Preparing For Fermentation
Before we ferment, we
take a hydrometer reading. This will tell us
our original, or starting gravity of the beer.
This is a measurement of the density of the
wort, which should be much higher than water
(1.000) because of the high concentration of
malt sugars. We take a sample of the brew with
a wine thief or siphon hose that has been pre-sanitized,
and fill our test jar with the sample. We place
the hydrometer into the sample jar and give
it a quick spin to release any bubbles that
may be trapped on the bottom of the hydrometer
that could affect our reading. To properly
read the hydrometer we look at the line between
liquid and air at eye level. The bottom of
this line is where we take our reading. Our
starting gravity reads 1.048, which is right
on target for our Red Ale.
Now that our yeast has
been added, it is time to seal the fermenter.
Because we are using a 5 gallon carboy as our
primary fermenter, we will need to set up a
blow off tube. The blow off tube will allow
CO2 and foam to escape the fermenter
without letting any airborne particles in.
Our blow-off system (pictured left) uses a
sanitized rubber stopper and a sanitized 3'
length of food grade plastic tubing. The end
of the tubing is placed in a container of sanitizing
solution to create a closed system.
If we used a six gallon
carboy or bucket, a blow-off tube would not
be necessary, because a larger container would
allow enough room for the foam produced during
the early stage of fermentation. In this case,
we would close the fermenter with an airlock
(pictured below, left). The airlock is filled
halfway with sterile water or a neutral sprit
such as vodka. This allows escaping gasses
to bubble through the airlock without allowing
any unwanted airborne organisms into the fermenter.
We place our fermenter
in a cool dark place, that has a fairly constant
temperature of 60- 70 oF. If our
chosen location is not dark, we will wrap a
towel or heavy cloth around the fermenter to
prevent light from hitting the fermenter and
to provide some insulation. It is especially
important that strong light does not reach
the fermenting beer as this can affect the
flavor of the finished beer, causing what is
often called a "cardboard" taste.
12 to 24 hours later,
our beer is actively fermenting. A thick layer
of foam has formed on top of the beer- this
is called the kraeusen. Also, because we used
a glass fermenter, we can see the brew actually
moving in a churning, swirling motion. It is
good that we used a blow-off tube, because
the foam is starting to get pushed out of the
fermenter. If we had used an airlock, it could
get clogged, causing a buildup of pressure
that could blow the cork out of the fermenter

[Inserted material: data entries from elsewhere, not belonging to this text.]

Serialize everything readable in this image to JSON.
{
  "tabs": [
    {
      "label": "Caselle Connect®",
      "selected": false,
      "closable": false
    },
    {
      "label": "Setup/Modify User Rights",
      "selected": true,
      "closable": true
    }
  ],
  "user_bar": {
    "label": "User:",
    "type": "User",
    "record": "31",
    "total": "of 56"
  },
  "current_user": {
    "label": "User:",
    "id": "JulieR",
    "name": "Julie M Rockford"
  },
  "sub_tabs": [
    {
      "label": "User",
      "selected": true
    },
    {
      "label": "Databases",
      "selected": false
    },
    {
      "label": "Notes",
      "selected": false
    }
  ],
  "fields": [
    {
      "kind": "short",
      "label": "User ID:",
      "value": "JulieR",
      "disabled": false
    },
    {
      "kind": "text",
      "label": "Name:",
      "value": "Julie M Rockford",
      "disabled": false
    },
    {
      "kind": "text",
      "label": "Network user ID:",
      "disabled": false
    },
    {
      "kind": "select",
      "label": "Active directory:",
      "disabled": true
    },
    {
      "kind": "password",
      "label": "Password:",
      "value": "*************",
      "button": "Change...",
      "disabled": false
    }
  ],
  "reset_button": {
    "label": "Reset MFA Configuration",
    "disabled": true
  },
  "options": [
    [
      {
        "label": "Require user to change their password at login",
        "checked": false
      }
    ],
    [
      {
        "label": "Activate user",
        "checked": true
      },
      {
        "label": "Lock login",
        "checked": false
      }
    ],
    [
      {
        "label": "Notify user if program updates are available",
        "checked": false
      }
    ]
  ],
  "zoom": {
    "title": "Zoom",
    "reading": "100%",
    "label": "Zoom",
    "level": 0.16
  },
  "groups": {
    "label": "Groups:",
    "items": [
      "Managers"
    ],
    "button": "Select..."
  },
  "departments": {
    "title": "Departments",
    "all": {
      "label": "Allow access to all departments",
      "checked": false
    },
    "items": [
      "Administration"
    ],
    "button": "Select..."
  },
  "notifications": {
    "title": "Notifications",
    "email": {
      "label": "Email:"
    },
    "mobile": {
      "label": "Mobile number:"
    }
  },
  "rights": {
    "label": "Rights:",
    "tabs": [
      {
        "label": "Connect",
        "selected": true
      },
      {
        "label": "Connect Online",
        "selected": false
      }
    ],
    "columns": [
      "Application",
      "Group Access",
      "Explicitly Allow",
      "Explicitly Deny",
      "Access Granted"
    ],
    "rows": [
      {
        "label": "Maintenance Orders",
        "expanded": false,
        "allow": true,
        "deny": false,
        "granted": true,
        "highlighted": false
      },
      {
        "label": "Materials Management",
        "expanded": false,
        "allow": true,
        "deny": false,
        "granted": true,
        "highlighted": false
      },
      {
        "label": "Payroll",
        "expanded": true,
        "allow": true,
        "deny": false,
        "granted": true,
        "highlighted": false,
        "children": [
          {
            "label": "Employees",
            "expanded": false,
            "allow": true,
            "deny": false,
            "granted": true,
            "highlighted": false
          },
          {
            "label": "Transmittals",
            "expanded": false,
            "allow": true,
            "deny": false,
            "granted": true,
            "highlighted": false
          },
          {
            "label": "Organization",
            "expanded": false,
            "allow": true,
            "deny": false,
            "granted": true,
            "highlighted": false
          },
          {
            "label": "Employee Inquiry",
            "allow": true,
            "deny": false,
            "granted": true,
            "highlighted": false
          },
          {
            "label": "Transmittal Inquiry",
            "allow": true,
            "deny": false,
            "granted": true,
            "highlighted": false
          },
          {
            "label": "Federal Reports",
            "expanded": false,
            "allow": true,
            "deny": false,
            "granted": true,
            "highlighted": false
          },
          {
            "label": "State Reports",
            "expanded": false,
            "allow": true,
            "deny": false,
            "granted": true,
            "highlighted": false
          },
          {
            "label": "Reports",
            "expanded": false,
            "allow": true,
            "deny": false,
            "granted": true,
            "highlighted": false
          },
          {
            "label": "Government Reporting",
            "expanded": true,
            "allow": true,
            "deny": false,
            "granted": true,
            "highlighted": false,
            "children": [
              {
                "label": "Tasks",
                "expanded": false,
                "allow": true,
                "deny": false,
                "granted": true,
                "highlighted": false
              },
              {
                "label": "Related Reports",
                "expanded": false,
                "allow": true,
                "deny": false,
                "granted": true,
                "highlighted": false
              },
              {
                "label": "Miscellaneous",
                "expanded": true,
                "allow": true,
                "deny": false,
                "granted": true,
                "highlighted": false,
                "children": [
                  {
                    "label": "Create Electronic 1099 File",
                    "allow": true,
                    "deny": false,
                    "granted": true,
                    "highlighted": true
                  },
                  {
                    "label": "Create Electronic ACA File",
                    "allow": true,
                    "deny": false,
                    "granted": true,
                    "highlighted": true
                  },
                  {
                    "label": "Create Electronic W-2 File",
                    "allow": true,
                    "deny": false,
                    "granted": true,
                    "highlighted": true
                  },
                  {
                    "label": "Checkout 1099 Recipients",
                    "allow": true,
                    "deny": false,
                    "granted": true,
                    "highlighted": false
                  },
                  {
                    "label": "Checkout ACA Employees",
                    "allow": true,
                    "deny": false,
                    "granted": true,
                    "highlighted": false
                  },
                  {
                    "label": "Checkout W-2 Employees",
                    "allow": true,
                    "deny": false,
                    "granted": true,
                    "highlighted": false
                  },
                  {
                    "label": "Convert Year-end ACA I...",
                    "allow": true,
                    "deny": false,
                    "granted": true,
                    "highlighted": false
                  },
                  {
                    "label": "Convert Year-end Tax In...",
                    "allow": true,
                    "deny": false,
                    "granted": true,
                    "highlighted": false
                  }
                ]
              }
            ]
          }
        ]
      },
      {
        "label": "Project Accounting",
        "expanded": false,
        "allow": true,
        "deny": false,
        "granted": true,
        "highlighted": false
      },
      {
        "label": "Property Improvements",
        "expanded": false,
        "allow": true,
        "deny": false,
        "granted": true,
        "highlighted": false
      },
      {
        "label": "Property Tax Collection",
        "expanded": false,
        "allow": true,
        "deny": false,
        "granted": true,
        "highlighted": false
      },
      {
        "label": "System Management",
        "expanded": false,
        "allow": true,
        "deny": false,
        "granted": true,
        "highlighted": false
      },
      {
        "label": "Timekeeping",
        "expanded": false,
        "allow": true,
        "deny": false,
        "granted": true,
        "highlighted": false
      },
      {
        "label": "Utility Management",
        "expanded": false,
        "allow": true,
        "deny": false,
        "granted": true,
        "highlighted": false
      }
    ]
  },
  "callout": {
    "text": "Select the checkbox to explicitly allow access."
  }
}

or even break the glass carboy.
3 to 5 days later, the
kraeusen has all but disappeared and the fermentation
activity has slowed considerably. It is time
to transfer the beer to a secondary
fermenter. Although this step is not necessary,
it will produce a more complete fermentation,
and a beer with a cleaner taste and appearance.
We will siphon the beer into the secondary
fermenter, to prevent air from being mixed
into the beer. Siphoning is not too hard to
do once to get the hang of it- see the next
for a good trick for doing this.
After transferring we
put an airlock on the fermenter and allow the
fermentation to complete, for another 5 to
8 days. Our total fermentation time will be
8 to 14 days. We know the fermentation is complete
1. The airlock bubbles less
than once every 60 seconds.
2. We take a hydrometer
reading and it is in the range of the final gravity
for the recipe we have made (1.012 to 1.016).
The next day we take another hydrometer reading,
and it has not changed. The hydrometer reading
is lower at the end of the fermentation because
the sugar molecules (heavier than water) have
been converted to alcohol molecules (lighter
than water) and CO2, which has been
pushed out of the fermenter.
3. The beer is almost clear;
the top to thirds of the fermenter are relatively
clear, but the bottom third is still somewhat
cloudy, which is O.K.